When can we be certain that we’re the only civilization in the galaxy?

Are we alone in the universe? Most science-fiction authors would answer that question with a no. Scientists, however, aren’t so sure. SETI projects, such as Breakthrough Listen, have not produced any clear results, at least not yet. But assume we search and search and search – and find nothing. Will there come a moment when we can say with some certainty that we are alone in the universe – and can stop searching?

Yes, says Claudio Grimaldi from the École Polytechnique Fédérale de Lausanne (Swiss Federal Institute of Technology Lausanne; EPFL). In a paper in PNAS, he calculated when and with what likelihood we should receive signals if there were a civilization at a similar stage of technological development within a certain radius of Earth. The calculation assumes that the signals propagate from the source at the speed of light in all directions and only reach us after a certain amount of time. For example, if we receive no signal within a radius of 1000 light years from us, according to his calculations there is still a ten-percent chance that there is a civilization within this area, but we are simply technically not able to hear it. Conversely, if we receive at least one signal from within the 1000-light year radius, then our Milky Way should be full of life.

However, it will be a sad day if we are not able to measure even a single signal from within a radius of 40,000 light years – because that will mean we are likely alone in the galaxy. It will take a long time until we can be certain, however, since technically we can only currently listen to signals from a radius of around 40 light years into the universe. But in 40,000 years at the latest, everything will have been resolved and nobody will have to ask this question anymore.

Unless we start asking about civilizations in the Andromeda Galaxy, because these calculations only apply to the Milky Way.

Schematic diagram of radio emissions in the Milky Way. The outer radii of the circles are proportional to the time of first emission. The thickness corresponds to the total transmission time (picture: Claudio Grimaldi / EPFL)

Leave a Comment

O seu endereço de e-mail não será publicado. Campos obrigatórios são marcados com *

  • BrandonQMorris
  • Brandon Q. Morris is a physicist and space specialist. He has long been concerned with space issues, both professionally and privately and while he wanted to become an astronaut, he had to stay on Earth for a variety of reasons. He is particularly fascinated by the “what if” and through his books he aims to share compelling hard science fiction stories that could actually happen, and someday may happen. Morris is the author of several best-selling science fiction novels, including The Enceladus Series.
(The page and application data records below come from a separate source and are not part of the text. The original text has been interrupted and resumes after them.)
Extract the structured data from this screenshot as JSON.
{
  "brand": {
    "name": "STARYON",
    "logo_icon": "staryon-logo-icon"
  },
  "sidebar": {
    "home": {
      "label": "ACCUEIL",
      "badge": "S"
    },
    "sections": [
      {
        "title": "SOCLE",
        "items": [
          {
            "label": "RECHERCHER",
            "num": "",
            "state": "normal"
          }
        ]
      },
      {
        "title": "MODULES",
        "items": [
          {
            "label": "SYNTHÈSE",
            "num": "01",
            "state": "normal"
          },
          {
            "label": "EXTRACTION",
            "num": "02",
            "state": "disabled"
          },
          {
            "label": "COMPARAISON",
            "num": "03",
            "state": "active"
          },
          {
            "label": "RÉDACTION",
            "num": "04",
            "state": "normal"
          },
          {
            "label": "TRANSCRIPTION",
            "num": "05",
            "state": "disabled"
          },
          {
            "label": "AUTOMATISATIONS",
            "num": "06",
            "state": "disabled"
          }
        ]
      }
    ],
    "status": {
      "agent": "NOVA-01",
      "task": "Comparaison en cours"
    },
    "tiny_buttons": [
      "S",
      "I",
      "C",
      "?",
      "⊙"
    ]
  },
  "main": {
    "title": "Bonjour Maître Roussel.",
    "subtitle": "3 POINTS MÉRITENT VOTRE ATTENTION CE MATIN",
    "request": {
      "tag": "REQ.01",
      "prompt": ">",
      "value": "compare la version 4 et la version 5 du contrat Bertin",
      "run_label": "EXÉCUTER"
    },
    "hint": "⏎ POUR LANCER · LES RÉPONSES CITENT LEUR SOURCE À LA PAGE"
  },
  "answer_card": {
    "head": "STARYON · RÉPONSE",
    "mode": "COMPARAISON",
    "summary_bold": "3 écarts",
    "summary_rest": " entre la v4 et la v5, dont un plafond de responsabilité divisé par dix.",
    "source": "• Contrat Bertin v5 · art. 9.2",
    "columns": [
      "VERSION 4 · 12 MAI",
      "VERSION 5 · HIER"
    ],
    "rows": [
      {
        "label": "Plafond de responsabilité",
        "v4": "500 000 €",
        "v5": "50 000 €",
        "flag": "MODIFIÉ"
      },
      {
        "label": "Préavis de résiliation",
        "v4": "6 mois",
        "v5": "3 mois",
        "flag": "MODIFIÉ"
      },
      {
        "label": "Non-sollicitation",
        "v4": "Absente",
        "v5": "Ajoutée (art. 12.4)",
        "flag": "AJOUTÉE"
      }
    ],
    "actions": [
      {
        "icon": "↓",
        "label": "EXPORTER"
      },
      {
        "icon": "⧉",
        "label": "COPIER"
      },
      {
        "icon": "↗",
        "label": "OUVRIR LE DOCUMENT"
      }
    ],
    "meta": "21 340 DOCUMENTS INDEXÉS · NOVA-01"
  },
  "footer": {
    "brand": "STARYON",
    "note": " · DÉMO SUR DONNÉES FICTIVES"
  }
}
    Brandon is a proud member of the Science Fiction and Fantasy Writers of America and of the Mars Society.